Christopher Columbus – An Explorer at Heart
Christopher Columbus was born in 1451 in beautiful Genoa, Italy. He was raised in the shadows of medieval gates behind him and the open sea in front of him — the perfect backdrop for a boy looking for adventure. Christopher’s father was a respectable middle-class man who made a career of weaving wool. But Columbus had bigger plans than spending his life working with sheep fur, because he had heard the call of the ocean, the lure of the sea. Christopher Columbus set about learning his trade as a teenager, traveling the trade routes across Europe and becoming an expert in navigation. He may have also helped with a bit of “privateering” in the war against the Moors.
Although Christopher Columbus reached his goal of becoming a sea captain, he was not content to simply follow the traditional trade routes and make a nice living. No, he had big plans, and he was willing to risk everything to make them a reality. During this period, land trade between India, China, and Europe dwindled, because the Muslims had effectively created a blockade of the trade routes, including the famous Silk Road. Many Europeans were wondering, “How do we solve this trade problem?”
Along comes a mathematician named Paolo Toscanelli, toiling away quietly at a cathedral in Florence, Italy, who proposes a new theory of reaching the East by sailing west. Then along comes Christopher Columbus, who believes he’s called by God to find a new trade route, and help fulfill the Great Commission. However, before Christopher Columbus could set sail, he needed official sponsorship from a throne. So around the year 1485, Columbus came up with a bold proposal.
Christopher Columbus – A Monumental Voyage
Christopher Columbus spent 20 years traveling through Europe trying to meet with any royalty that would listen to his pitch.
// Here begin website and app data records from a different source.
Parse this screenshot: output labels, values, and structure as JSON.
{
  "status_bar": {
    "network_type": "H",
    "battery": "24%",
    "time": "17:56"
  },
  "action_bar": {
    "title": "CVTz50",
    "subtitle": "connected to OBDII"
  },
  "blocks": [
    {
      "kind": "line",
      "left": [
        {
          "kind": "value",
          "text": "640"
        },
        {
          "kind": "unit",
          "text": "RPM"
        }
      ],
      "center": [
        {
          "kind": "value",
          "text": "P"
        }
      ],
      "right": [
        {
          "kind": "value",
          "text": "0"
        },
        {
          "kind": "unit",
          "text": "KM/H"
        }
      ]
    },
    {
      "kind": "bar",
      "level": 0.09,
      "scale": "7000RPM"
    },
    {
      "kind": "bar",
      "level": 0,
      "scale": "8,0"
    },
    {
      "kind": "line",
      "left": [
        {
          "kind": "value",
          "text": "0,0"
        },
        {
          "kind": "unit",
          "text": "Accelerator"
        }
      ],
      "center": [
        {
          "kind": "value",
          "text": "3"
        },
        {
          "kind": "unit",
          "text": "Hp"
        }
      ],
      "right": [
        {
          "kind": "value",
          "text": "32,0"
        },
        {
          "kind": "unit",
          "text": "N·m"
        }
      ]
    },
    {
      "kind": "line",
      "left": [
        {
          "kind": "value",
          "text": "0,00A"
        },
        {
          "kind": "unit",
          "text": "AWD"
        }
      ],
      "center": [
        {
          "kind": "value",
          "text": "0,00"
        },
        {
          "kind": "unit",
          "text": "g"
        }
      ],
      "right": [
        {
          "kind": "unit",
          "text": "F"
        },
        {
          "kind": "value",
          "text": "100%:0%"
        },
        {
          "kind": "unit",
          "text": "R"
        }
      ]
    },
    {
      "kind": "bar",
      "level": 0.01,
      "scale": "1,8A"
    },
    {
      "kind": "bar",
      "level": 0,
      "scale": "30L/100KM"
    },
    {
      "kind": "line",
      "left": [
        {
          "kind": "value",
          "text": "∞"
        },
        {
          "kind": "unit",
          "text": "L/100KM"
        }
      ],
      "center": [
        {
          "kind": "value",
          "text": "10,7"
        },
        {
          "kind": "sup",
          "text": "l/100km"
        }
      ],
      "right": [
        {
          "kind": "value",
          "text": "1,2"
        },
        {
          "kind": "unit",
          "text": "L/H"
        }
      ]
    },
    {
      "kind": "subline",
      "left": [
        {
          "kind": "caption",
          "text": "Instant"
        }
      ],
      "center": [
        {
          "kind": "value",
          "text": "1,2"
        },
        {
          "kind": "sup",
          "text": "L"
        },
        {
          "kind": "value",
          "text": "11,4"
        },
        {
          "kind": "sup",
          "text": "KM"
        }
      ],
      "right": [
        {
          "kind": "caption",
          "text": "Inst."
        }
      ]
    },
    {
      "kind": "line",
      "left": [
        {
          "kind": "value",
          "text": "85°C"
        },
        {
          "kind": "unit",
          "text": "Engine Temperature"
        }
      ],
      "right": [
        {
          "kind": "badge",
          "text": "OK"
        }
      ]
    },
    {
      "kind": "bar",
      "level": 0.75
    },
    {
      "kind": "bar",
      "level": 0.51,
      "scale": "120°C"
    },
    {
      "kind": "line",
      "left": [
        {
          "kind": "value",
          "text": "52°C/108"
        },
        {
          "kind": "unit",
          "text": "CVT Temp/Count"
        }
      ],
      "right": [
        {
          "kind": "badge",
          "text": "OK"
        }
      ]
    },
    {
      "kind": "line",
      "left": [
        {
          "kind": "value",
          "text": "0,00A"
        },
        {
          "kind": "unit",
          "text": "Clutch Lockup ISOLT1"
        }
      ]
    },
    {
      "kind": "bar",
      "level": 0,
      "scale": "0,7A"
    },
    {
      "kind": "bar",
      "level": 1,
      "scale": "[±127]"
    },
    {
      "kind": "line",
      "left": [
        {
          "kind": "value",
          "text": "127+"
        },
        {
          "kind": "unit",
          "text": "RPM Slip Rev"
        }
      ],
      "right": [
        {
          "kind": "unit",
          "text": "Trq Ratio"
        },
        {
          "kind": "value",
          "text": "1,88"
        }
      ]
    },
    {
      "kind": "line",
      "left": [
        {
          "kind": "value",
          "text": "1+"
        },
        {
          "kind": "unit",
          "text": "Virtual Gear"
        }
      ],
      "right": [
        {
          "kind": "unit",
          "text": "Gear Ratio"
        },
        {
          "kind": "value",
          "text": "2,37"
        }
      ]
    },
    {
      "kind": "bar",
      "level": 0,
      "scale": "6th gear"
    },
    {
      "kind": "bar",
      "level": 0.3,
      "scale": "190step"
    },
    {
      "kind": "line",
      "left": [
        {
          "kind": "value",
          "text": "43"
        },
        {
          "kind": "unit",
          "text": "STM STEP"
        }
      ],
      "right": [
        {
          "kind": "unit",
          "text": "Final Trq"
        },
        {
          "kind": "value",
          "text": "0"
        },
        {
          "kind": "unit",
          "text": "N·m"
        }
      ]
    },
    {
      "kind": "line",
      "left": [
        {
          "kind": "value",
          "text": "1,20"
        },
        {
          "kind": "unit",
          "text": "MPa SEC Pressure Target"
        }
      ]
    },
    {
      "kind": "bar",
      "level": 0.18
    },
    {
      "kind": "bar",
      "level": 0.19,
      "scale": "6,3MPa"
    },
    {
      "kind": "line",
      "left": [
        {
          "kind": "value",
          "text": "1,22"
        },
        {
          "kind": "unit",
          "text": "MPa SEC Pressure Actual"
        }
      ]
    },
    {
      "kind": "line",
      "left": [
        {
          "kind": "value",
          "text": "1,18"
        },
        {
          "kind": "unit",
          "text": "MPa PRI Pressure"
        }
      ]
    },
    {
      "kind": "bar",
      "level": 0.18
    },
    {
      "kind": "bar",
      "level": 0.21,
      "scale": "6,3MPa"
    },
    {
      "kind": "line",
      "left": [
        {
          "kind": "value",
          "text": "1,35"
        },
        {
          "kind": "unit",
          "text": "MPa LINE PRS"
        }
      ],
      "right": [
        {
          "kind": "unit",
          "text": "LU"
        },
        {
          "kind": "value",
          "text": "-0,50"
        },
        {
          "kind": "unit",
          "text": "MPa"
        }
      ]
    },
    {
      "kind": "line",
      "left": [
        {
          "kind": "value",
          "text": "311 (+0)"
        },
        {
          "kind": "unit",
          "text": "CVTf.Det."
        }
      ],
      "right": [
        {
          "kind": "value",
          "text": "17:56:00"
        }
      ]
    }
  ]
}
He presented his concept to the king of Portugal, possibly as early as 1471, then years later, to England and France. Every time he was rejected. Columbus, often traveling with his son Diego, was rejected on multiple occasions in Spain in the 1490s. His idea was too extreme, too risky, and the timing was just wrong. Columbus was out of options. What he needed was a miracle. A monastery seemed like a good place to find one. When Christopher Columbus knocked on the doors of La Rabida near Palos, Spain, he was at the lowest point of his entire life. He was penniless, hungry, and couldn’t even afford food to eat with his young son, Diego in tow. The two had been all over Europe, speaking before kings, looking for money to fund his voyage, to no avail.
It was two monks from La Rabida that took him in, fed him, and took care of him. But little did Columbus know that these two monks weren’t your normal monks. They had friends in high places. One of the monks, Father Juan Perez, became a friend and supporter of Columbus. Columbus explained that his last resort was going to be one more meeting with the King of France. But Father Perez decided it was time to use his connections. Conveniently, one of Father Perez’s duties was to hear the confessions of the Queen of Spain. Christopher Columbus was allowed into the royal court of Spain where he made his big pitch to the monarchs, Ferdinand and Isabella.
But this time, things were different. After 700 years of Islamic domination in Spain, Ferdinand and Isabella had successfully defeated the Muslims, called the Spanish Moors, in a recent battle. They had driven the Moors out of the key port city of Granada in the south. Spain was now unified and peace was now the norm. The monarchs were in a mood to expand.
Christopher Columbus got virtually everything he had hoped and prayed for. He had found royal patrons, which took care of the financing he needed for ships, supplies, and crews. He had even asked for “a piece of the action.” If he discovered gold or other riches, he would get a percentage of everything, along with getting the naming rights and becoming the ruler of any new lands he discovered.
On August 3rd, 1492, Christopher Columbus and some 90 other mariners boarded their ships in the Spanish town of Palos de la Frontera and set sail in the three famous boats, the “Nina,” the “Pinta,” and the “Santa Maria.” It was here that Columbus gathered most of his crew, including the Pinzon brothers, local men famous for their navigational skills who would captain the “Nina” and “Pinta.” Of course, Christopher Columbus captained the ship named after Saint Mary, the mother of Jesus, who was central figure at the monastery of Juan Perez, where Columbus ultimately found hope.